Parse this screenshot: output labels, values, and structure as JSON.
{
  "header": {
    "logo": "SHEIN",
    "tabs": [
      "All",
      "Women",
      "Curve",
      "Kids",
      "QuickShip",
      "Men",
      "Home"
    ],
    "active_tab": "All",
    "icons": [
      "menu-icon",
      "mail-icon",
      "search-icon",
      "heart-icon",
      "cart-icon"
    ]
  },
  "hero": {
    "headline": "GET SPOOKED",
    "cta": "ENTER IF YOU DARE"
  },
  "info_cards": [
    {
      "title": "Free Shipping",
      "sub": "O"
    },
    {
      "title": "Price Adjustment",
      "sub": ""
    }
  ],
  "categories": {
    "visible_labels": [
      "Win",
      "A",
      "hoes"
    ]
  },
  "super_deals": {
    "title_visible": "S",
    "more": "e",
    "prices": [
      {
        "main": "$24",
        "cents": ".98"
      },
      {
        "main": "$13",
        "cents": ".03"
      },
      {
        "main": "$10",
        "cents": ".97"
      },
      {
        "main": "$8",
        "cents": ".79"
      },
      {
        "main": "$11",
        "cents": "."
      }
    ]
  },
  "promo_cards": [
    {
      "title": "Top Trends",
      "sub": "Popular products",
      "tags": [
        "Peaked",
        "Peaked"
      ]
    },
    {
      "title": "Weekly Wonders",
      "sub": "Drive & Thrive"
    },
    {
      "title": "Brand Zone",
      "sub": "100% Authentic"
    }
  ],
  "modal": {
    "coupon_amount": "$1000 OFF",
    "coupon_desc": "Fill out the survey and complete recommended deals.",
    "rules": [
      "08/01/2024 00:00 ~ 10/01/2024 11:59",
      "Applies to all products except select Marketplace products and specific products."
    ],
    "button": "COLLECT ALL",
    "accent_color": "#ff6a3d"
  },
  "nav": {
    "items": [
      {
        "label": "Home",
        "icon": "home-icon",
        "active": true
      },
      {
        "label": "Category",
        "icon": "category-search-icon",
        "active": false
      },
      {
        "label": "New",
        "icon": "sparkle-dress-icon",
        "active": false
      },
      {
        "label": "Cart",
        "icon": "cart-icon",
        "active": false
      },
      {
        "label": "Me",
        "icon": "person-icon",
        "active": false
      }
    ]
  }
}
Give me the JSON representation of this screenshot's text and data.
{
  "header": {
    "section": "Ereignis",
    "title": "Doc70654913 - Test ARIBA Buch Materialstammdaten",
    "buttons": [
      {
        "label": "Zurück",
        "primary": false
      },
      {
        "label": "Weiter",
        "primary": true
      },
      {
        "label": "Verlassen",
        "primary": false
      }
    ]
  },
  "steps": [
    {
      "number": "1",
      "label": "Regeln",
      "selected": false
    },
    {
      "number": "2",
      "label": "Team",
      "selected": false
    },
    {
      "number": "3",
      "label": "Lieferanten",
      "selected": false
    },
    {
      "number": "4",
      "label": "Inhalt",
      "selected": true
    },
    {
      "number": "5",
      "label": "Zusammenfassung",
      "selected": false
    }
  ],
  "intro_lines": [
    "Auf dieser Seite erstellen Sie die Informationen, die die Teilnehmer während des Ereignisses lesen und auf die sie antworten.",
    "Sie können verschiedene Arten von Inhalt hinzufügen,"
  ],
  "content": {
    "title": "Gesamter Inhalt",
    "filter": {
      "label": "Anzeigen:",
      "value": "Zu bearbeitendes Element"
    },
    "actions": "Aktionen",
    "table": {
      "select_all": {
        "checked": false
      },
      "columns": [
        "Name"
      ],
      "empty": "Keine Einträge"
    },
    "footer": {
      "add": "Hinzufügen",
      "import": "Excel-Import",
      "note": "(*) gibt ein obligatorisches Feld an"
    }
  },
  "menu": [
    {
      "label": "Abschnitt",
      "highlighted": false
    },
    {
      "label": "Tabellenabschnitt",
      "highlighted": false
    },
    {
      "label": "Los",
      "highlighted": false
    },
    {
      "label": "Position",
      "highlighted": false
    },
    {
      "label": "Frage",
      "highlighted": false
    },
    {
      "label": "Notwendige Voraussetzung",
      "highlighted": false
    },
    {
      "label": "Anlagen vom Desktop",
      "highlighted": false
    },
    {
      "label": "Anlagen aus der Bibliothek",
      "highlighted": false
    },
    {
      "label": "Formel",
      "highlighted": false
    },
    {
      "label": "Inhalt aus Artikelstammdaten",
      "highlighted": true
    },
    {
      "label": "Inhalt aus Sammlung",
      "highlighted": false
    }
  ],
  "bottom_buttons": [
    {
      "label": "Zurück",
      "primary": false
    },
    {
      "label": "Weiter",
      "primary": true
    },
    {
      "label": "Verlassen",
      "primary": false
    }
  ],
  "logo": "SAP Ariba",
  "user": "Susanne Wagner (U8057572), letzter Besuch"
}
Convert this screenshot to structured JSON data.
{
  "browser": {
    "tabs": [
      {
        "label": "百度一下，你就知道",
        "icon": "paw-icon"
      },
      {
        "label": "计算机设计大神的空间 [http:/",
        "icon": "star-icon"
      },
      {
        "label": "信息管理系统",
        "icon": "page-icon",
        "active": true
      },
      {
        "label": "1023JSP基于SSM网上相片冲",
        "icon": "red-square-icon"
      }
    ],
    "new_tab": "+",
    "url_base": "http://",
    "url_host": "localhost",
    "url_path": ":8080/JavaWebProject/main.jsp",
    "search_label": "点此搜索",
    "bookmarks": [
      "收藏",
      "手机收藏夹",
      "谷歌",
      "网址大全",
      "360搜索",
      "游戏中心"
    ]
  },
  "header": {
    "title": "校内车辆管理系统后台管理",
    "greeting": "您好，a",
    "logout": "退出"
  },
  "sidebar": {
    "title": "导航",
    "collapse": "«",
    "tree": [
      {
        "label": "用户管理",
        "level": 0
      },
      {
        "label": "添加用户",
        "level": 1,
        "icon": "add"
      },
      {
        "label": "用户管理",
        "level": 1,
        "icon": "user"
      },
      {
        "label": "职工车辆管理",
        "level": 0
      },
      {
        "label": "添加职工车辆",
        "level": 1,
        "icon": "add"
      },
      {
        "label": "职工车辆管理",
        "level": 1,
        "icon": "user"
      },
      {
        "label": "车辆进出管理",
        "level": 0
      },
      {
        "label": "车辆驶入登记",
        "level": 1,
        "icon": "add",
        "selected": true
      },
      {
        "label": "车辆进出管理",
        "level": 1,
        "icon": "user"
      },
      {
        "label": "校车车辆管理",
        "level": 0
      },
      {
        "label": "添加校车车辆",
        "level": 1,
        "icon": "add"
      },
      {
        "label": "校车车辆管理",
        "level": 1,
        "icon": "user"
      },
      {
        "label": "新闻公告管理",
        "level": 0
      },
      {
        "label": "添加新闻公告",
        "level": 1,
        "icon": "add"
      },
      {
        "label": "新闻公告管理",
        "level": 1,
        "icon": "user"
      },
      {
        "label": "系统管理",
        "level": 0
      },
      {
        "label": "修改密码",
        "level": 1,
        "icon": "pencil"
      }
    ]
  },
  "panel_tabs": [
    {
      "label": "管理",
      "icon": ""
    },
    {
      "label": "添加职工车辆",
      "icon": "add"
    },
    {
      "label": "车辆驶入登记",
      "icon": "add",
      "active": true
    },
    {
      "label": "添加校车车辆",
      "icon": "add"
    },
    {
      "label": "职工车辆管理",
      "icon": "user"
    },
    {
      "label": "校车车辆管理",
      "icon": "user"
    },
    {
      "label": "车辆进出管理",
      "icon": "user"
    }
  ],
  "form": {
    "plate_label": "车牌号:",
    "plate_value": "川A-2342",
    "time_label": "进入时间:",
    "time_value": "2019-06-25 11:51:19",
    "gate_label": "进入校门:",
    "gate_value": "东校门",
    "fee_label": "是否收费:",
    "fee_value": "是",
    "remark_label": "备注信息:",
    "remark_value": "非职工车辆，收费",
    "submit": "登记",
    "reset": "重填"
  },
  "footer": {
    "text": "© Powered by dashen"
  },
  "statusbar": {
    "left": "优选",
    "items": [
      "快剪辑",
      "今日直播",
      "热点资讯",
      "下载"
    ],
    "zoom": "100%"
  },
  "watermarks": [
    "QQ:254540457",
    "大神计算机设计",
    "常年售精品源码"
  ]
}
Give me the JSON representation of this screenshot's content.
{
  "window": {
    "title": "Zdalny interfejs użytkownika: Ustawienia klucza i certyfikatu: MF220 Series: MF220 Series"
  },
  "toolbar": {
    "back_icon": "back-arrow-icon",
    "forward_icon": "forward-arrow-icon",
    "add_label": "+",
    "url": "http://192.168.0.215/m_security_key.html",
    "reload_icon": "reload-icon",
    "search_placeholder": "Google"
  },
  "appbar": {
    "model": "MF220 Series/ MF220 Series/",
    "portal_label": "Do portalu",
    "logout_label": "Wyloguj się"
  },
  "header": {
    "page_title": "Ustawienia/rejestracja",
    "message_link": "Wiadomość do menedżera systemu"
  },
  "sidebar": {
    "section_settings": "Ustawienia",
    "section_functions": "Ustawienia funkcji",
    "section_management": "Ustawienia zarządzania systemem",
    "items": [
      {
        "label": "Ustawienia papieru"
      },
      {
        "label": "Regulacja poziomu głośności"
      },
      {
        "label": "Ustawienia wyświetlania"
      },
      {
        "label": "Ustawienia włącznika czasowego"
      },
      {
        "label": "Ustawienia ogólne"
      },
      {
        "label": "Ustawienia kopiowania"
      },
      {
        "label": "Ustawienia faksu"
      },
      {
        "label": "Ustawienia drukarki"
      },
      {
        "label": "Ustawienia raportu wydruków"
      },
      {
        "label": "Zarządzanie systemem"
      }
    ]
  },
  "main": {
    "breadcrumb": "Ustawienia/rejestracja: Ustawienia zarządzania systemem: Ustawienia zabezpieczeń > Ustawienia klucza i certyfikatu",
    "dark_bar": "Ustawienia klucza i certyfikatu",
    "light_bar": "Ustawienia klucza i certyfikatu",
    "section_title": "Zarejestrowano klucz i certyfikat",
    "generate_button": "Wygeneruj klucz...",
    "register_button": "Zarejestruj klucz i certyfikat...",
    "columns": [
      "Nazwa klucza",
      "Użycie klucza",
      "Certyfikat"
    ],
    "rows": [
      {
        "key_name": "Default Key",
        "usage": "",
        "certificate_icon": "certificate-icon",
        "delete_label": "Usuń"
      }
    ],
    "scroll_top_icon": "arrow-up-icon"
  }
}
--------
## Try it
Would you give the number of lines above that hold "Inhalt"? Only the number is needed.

## Answer space
5